BRIEF
Pick each line containing the word "Battles" out of the data below.

===

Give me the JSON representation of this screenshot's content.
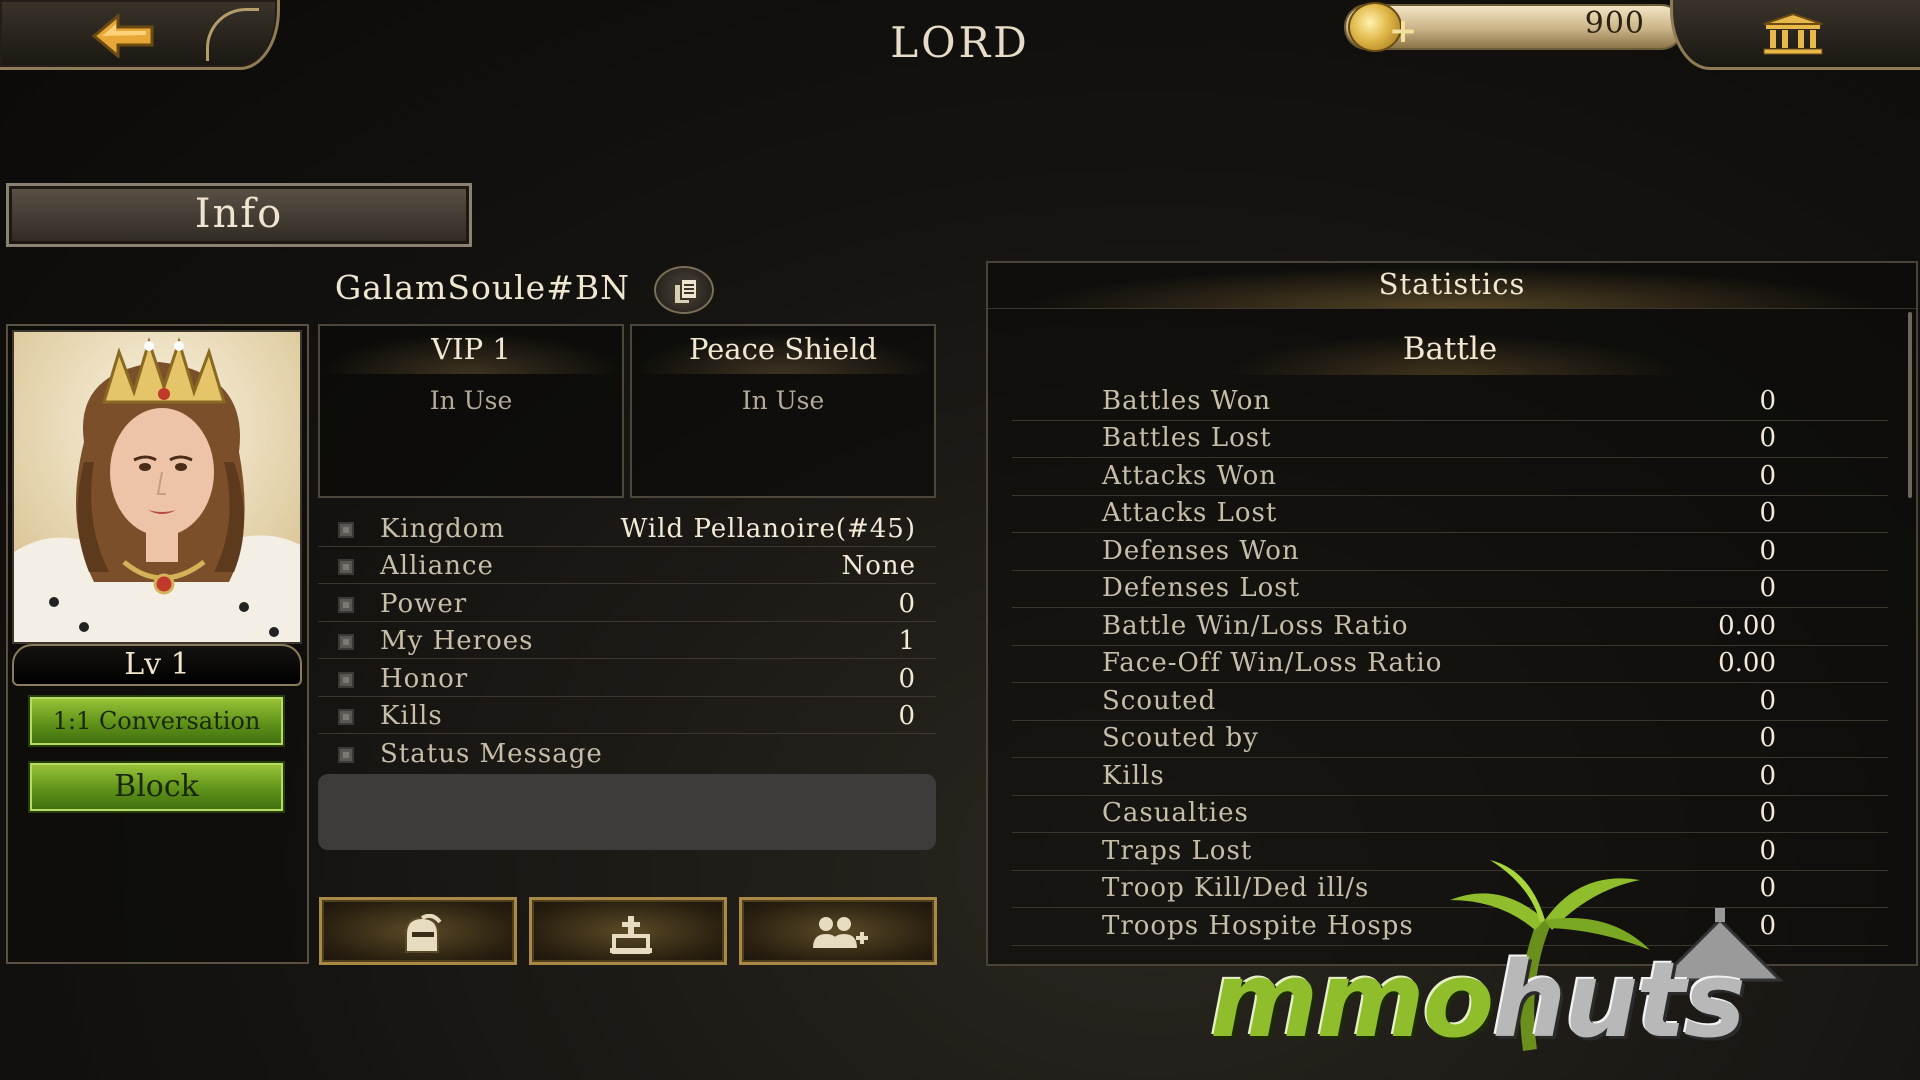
{
  "header": {
    "title": "LORD",
    "gold": "900"
  },
  "tab": {
    "label": "Info"
  },
  "player": {
    "name": "GalamSoule#BN",
    "level": "Lv 1",
    "conversation_label": "1:1 Conversation",
    "block_label": "Block"
  },
  "status_cards": [
    {
      "title": "VIP 1",
      "status": "In Use"
    },
    {
      "title": "Peace Shield",
      "status": "In Use"
    }
  ],
  "info_rows": [
    {
      "label": "Kingdom",
      "value": "Wild Pellanoire(#45)"
    },
    {
      "label": "Alliance",
      "value": "None"
    },
    {
      "label": "Power",
      "value": "0"
    },
    {
      "label": "My Heroes",
      "value": "1"
    },
    {
      "label": "Honor",
      "value": "0"
    },
    {
      "label": "Kills",
      "value": "0"
    },
    {
      "label": "Status Message",
      "value": ""
    }
  ],
  "statistics": {
    "header": "Statistics",
    "section": "Battle",
    "rows": [
      {
        "label": "Battles Won",
        "value": "0"
      },
      {
        "label": "Battles Lost",
        "value": "0"
      },
      {
        "label": "Attacks Won",
        "value": "0"
      },
      {
        "label": "Attacks Lost",
        "value": "0"
      },
      {
        "label": "Defenses Won",
        "value": "0"
      },
      {
        "label": "Defenses Lost",
        "value": "0"
      },
      {
        "label": "Battle Win/Loss Ratio",
        "value": "0.00"
      },
      {
        "label": "Face-Off Win/Loss Ratio",
        "value": "0.00"
      },
      {
        "label": "Scouted",
        "value": "0"
      },
      {
        "label": "Scouted by",
        "value": "0"
      },
      {
        "label": "Kills",
        "value": "0"
      },
      {
        "label": "Casualties",
        "value": "0"
      },
      {
        "label": "Traps Lost",
        "value": "0"
      },
      {
        "label": "Troop Kill/Ded ill/s",
        "value": "0"
      },
      {
        "label": "Troops Hospite Hosps",
        "value": "0"
      }
    ]
  },
  "watermark": {
    "main": "mmo",
    "accent": "huts"
  },
  "icons": {
    "back": "back-arrow-icon",
    "gold": "gold-coin-icon",
    "bank": "bank-icon",
    "copy": "copy-icon",
    "hero": "knight-helmet-icon",
    "tavern": "altar-icon",
    "friends": "add-friend-icon"
  },
  "colors": {
    "accent_gold": "#b59d6b",
    "button_green": "#5f9219",
    "text_light": "#f2e9d6",
    "text_muted": "#c6bea9"
  }
}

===

SOLUTION FOR THIS PROBLEM
        "label": "Battles Won",
        "label": "Battles Lost",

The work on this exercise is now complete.